The commonality of urban experience did eventually make for some intriguing collaborations after Run-DMC built the rap-rock bridge in 1986 by teaming up with Aerosmith on "Walk This Way." Biohazard walked across it in 1993 to meet up with Queens' hardcore rap trio, Onyx, first on a remix of Onyx's "Slam" by bassist Billy Graziadei, followed by the title track from "Judgment Night." That double-platinum soundtrack featured a slew of rock-rap collaborations, including Pearl Jam with Cypress Hill, Mudhoney with Sir Mix-A-Lot, Teenage Fanclub with De La Soul and Slayer with Ice-T.
These days, Ice-T is playing a cop on "Law & Order: Special Victims Unit," and Seinfeld is playing a convict on HBO's "Oz." As tattooed biker Jaz Hoyt, he's had some memorable conflicts with resident Aryan supremacist Vern Schillinger (actor J.K. Simmons, who plays a police psychiatrist on "Law & Order: SVU"). Seinfeld was already a fan of the gritty prison drama when the opportunity to join its cast arose.
"Next thing I know, I'm in [producer-director] Tom Fontana's office having a conversation about my hypothetical character on the show. The next day, he messengers a script to my house, on a Friday with a call time for Monday morning. I told everybody I had an audition, a screen test -- I was very excited. I show up Monday morning at 6:30 a.m. in Chelsea [the "Oz" set location], and suddenly I'm on the show -- no rehearsals, no nothing. He threw me right into the fire. They told me, 'Whatever you do, don't study acting. We want you because you're real.' "
That was three years and 30 episodes ago. The eight-episode fifth season kicks off Sunday and, Seinfeld promises, "this is going to be one of the best."
"I still have a really, really long way to go," he says of his acting skills. "I watch my early stuff and I wince and cringe. Unlike music, where you sing and it's either on key or off key, there are degrees of getting it right [with acting]. Sometimes you convince a few people, sometimes you convince a lot of people. I got challenged a lot more as an actor this year and it's something that I'm really looking forward to in the future."

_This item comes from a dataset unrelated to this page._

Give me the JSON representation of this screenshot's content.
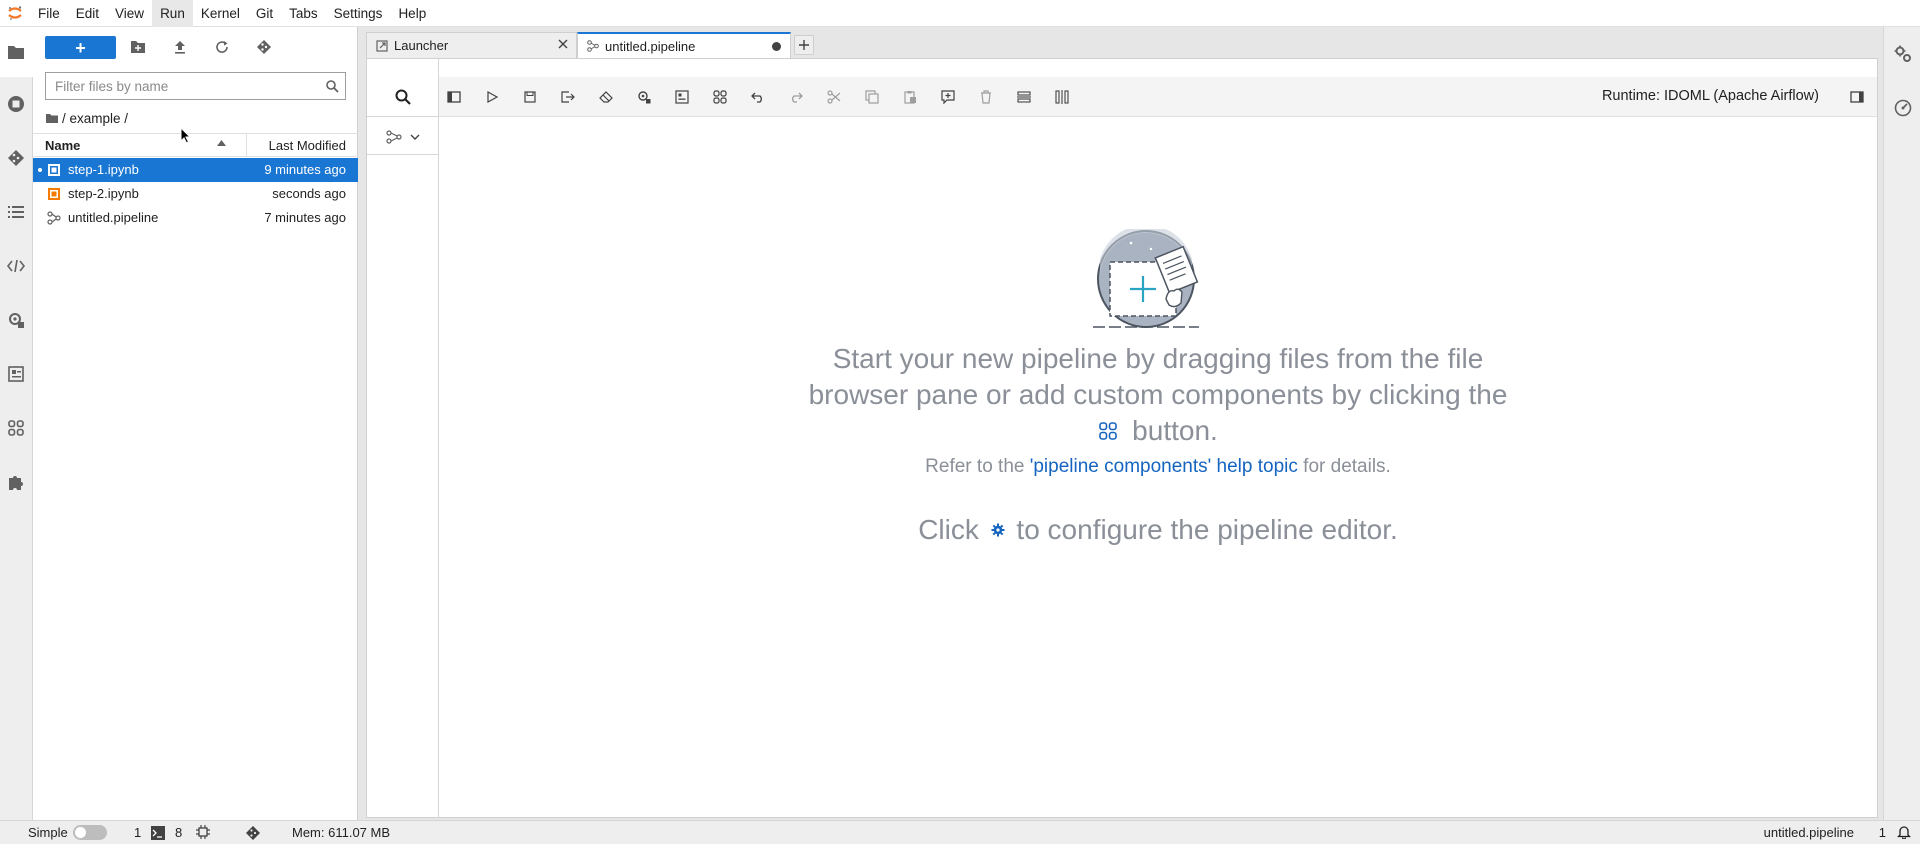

And just how long will Jaz Hoyt survive on a series that has killed off 49 characters in its first four seasons?
Seinfeld's not telling, though he hopes to continue parallel music and acting careers. And if Seinfeld ever gets to star in his own television show, it should be easy to come up with a catchy title for it.

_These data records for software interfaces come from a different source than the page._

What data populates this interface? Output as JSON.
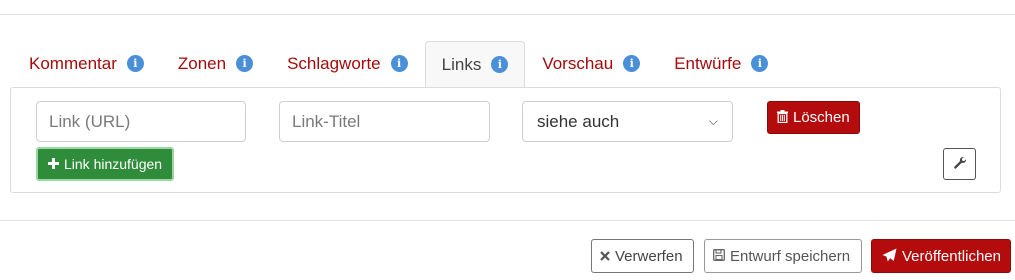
{
  "tabs": [
    {
      "label": "Kommentar",
      "info_icon": "info-icon"
    },
    {
      "label": "Zonen",
      "info_icon": "info-icon"
    },
    {
      "label": "Schlagworte",
      "info_icon": "info-icon"
    },
    {
      "label": "Links",
      "info_icon": "info-icon",
      "active": true
    },
    {
      "label": "Vorschau",
      "info_icon": "info-icon"
    },
    {
      "label": "Entwürfe",
      "info_icon": "info-icon"
    }
  ],
  "info_glyph": "i",
  "links_panel": {
    "url_placeholder": "Link (URL)",
    "title_placeholder": "Link-Titel",
    "relation_selected": "siehe auch",
    "delete_label": "Löschen",
    "add_label": "Link hinzufügen"
  },
  "footer": {
    "discard_label": "Verwerfen",
    "save_draft_label": "Entwurf speichern",
    "publish_label": "Veröffentlichen"
  },
  "colors": {
    "accent_red": "#b40c0c",
    "tab_text": "#a30b0b",
    "success_green": "#2f8c3a",
    "info_blue": "#4a90d9"
  }
}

BIOHAZARD -- Appearing Friday at the 9:30 club with Clutch and Primer 55. * To hear a free SoundBite from Biohazard, call Post-Haste at 202/334-9000 and press 8101. (Prince William residents, call 703/690-4110.)